INPUT:
'''

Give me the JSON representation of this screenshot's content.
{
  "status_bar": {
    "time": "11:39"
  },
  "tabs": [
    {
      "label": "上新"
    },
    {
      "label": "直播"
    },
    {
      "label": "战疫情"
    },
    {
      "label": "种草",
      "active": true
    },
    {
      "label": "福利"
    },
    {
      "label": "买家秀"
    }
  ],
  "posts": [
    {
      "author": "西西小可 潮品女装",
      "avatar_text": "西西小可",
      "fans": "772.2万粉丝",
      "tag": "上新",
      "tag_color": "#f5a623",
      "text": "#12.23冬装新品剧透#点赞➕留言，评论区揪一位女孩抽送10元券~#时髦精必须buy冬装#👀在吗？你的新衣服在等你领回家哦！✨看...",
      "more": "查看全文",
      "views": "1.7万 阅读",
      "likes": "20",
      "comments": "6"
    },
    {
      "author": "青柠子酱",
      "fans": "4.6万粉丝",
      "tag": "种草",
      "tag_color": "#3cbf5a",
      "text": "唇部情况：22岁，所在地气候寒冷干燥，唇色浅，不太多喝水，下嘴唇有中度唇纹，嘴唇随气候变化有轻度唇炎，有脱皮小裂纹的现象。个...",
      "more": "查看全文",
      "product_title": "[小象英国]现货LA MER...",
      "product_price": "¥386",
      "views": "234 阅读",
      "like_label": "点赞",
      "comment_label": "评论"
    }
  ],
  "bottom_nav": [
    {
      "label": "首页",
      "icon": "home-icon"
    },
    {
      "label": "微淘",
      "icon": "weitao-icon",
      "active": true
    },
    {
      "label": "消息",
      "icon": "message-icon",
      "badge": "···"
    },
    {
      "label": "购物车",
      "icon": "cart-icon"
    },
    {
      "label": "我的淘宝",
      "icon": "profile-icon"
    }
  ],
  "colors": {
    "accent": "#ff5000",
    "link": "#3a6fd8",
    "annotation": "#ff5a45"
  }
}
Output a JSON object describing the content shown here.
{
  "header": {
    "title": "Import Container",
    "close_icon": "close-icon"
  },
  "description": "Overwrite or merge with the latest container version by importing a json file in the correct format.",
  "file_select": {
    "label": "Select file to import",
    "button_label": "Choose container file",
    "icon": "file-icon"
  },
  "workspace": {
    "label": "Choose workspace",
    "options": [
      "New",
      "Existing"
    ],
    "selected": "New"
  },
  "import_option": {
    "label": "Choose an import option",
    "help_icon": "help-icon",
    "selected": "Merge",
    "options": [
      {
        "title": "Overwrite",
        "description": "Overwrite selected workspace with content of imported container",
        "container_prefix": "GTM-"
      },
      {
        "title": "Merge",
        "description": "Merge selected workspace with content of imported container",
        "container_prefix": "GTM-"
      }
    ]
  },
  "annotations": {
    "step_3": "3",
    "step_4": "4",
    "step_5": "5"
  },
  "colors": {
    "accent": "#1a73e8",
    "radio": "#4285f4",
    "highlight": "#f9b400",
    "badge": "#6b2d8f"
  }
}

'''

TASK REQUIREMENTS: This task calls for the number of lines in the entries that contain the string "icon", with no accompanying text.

OUTPUT OF THE TASK: 8